▸ Directions: Would you return the material below exactly, with no line left out?
---
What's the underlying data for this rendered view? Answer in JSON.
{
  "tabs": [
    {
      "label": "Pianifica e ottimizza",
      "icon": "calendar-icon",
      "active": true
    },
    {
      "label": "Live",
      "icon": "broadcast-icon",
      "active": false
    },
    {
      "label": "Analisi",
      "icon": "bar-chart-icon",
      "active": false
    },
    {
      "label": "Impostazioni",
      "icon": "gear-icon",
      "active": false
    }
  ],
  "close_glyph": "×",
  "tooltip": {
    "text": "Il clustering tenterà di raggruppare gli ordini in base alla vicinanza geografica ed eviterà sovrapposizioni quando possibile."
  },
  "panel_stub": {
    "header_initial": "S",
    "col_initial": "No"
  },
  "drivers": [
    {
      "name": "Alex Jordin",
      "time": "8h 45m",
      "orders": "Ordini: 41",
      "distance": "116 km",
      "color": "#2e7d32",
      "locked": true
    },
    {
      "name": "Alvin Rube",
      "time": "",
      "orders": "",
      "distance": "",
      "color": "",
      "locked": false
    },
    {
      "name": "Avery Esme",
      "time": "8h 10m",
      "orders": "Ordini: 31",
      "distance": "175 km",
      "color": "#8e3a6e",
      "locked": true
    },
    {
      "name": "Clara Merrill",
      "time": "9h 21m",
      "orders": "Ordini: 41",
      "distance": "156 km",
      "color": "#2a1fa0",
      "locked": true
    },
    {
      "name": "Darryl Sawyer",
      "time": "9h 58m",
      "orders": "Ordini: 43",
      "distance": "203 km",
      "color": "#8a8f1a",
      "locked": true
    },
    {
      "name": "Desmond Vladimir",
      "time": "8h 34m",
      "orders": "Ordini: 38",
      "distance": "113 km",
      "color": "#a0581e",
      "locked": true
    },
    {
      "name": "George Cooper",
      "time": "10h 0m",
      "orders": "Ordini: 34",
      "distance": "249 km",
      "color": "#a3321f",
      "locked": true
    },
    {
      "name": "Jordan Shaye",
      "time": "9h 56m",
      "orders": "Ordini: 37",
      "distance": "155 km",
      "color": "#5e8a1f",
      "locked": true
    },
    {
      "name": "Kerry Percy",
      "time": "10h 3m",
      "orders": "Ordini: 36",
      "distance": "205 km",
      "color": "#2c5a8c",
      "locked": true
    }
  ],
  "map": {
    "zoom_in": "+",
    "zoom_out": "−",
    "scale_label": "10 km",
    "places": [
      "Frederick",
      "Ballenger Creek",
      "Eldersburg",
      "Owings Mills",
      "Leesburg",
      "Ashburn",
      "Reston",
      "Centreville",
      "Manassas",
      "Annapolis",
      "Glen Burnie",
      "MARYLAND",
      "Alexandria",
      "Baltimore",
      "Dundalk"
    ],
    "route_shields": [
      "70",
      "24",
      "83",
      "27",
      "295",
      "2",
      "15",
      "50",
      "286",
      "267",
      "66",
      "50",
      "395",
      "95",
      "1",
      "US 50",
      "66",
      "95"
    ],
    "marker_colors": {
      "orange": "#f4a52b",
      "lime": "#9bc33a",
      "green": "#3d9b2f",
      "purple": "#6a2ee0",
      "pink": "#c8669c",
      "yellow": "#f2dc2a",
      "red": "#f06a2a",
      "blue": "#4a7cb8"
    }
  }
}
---
▸ Solved exercise:
What's the underlying data for this rendered view? Answer in JSON.
{
  "tabs": [
    {
      "label": "Pianifica e ottimizza",
      "icon": "calendar-icon",
      "active": true
    },
    {
      "label": "Live",
      "icon": "broadcast-icon",
      "active": false
    },
    {
      "label": "Analisi",
      "icon": "bar-chart-icon",
      "active": false
    },
    {
      "label": "Impostazioni",
      "icon": "gear-icon",
      "active": false
    }
  ],
  "close_glyph": "×",
  "tooltip": {
    "text": "Il clustering tenterà di raggruppare gli ordini in base alla vicinanza geografica ed eviterà sovrapposizioni quando possibile."
  },
  "panel_stub": {
    "header_initial": "S",
    "col_initial": "No"
  },
  "drivers": [
    {
      "name": "Alex Jordin",
      "time": "8h 45m",
      "orders": "Ordini: 41",
      "distance": "116 km",
      "color": "#2e7d32",
      "locked": true
    },
    {
      "name": "Alvin Rube",
      "time": "",
      "orders": "",
      "distance": "",
      "color": "",
      "locked": false
    },
    {
      "name": "Avery Esme",
      "time": "8h 10m",
      "orders": "Ordini: 31",
      "distance": "175 km",
      "color": "#8e3a6e",
      "locked": true
    },
    {
      "name": "Clara Merrill",
      "time": "9h 21m",
      "orders": "Ordini: 41",
      "distance": "156 km",
      "color": "#2a1fa0",
      "locked": true
    },
    {
      "name": "Darryl Sawyer",
      "time": "9h 58m",
      "orders": "Ordini: 43",
      "distance": "203 km",
      "color": "#8a8f1a",
      "locked": true
    },
    {
      "name": "Desmond Vladimir",
      "time": "8h 34m",
      "orders": "Ordini: 38",
      "distance": "113 km",
      "color": "#a0581e",
      "locked": true
    },
    {
      "name": "George Cooper",
      "time": "10h 0m",
      "orders": "Ordini: 34",
      "distance": "249 km",
      "color": "#a3321f",
      "locked": true
    },
    {
      "name": "Jordan Shaye",
      "time": "9h 56m",
      "orders": "Ordini: 37",
      "distance": "155 km",
      "color": "#5e8a1f",
      "locked": true
    },
    {
      "name": "Kerry Percy",
      "time": "10h 3m",
      "orders": "Ordini: 36",
      "distance": "205 km",
      "color": "#2c5a8c",
      "locked": true
    }
  ],
  "map": {
    "zoom_in": "+",
    "zoom_out": "−",
    "scale_label": "10 km",
    "places": [
      "Frederick",
      "Ballenger Creek",
      "Eldersburg",
      "Owings Mills",
      "Leesburg",
      "Ashburn",
      "Reston",
      "Centreville",
      "Manassas",
      "Annapolis",
      "Glen Burnie",
      "MARYLAND",
      "Alexandria",
      "Baltimore",
      "Dundalk"
    ],
    "route_shields": [
      "70",
      "24",
      "83",
      "27",
      "295",
      "2",
      "15",
      "50",
      "286",
      "267",
      "66",
      "50",
      "395",
      "95",
      "1",
      "US 50",
      "66",
      "95"
    ],
    "marker_colors": {
      "orange": "#f4a52b",
      "lime": "#9bc33a",
      "green": "#3d9b2f",
      "purple": "#6a2ee0",
      "pink": "#c8669c",
      "yellow": "#f2dc2a",
      "red": "#f06a2a",
      "blue": "#4a7cb8"
    }
  }
}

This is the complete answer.